Little cascade at 12,000' with some flowers still in bloom
Sunset at the Campground

Saturday, February 25, 2012

10 Great iPhone Apps for RV'ers

Thousands of apps available and more being added every day but here are 10 of my favorite RVing apps for the iPhone.

  • AllStays Camp & RV - $5.99    Hands down the best app for RVers that I have found to date.  Many options on the filters, includes dump stations and BLM land though not complete on BLM land yet.  If you just get one app for RVing get this one.
  • Woodall's - Free  Some nice features, plus the Woodall ratings and easy to use.   I thought the  Woodall's app was much more user friendly than the Trailer Life RV Park Finder app.
  • Passport America - Free  Helpful and easy to use if you prefer Passport parks like I do.  Gives you all of the Passport information plus rates.
  • Road Ahead - Free  As long as you know your exit number this app is great.  You can select the categories of what you are looking for at an exit or search for the Merchant you want to find such as Flying J, Wendy's or whatever.  It tells you the prices on some gas stations plus gives you the phone number to call but it doesn't have a filter for Big Rig Friendly which would be nice.
  • Oh Ranger! Park Finder - Free  Love this app for finding what there is to do around where I am.  You can search by what you like to do ie, hiking, birding, biking, etc and the app gives you the information on the closest places to go for the activity that you want with details and directions.   Great app!
  • Park Maps (National Geographic) - $3.99   Contains the Park Maps for several of the Major National Parks.  Clicking on the search icon in the top right takes you to trail and road information that includes length, difficulty and other items of interest.  You can download an HD version as well.
  • RA Camping - Free  Reserve America's app has more state and federal campgrounds than private which make it more useful for tenters and smaller rigs but the cool thing about this app is that you can use the filter for campsites for your rig size.   This doesn't automatically populate campgrounds as you move around.  It only shows within a set distance and you have to go back & change the city to explore another area which is kind of a pain.   It does take you to the reservation screen and check availability for you, so it gets a thumbs up for that.
  • - Free   This shows some parks that the others don't because it shows mobile home parks as well as RV parks.  The Park Details feature is nice but there are no filters to allow you to view parks with amenities you are looking for like wifi, pet friendly or whatever.  It is just a basic search for a particular city or area.
  • Blue Beacon - Free  - I like to be able to get my rig cleaned before I am gonna land for a while.  This app replaces my little paper Blue Beacon finder.  :-)
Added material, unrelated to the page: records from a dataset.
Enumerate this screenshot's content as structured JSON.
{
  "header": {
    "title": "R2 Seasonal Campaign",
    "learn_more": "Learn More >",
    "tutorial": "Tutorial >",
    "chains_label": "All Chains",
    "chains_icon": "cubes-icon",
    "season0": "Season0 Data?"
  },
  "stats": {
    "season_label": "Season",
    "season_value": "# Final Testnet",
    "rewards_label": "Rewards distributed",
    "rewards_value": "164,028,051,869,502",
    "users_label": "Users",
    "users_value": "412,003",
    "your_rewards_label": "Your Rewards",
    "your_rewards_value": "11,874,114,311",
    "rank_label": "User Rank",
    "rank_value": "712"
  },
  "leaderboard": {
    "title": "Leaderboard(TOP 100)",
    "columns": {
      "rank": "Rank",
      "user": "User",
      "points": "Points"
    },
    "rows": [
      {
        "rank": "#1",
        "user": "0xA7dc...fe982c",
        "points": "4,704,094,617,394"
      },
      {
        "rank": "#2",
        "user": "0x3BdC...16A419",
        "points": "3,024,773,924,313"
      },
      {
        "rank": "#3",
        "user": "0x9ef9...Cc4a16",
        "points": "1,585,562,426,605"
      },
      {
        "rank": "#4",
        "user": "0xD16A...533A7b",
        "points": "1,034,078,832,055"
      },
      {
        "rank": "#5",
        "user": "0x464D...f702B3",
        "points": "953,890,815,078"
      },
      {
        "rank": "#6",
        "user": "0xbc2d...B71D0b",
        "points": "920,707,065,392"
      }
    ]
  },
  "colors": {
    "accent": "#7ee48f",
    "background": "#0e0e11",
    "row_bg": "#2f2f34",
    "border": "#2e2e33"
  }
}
If I had to pick just a three I would chose the Allstays Camp & RV, the Road Ahead and the Oh Ranger! app.  The great thing about apps is new ones become available everyday and the ones that are already out will hopefully continue to improve.  Another bonus to making the move from paper books and maps to apps is that it lightens my rig and with gas prices on the rise every ounce counts!


Related Posts Plugin for WordPress, Blogger...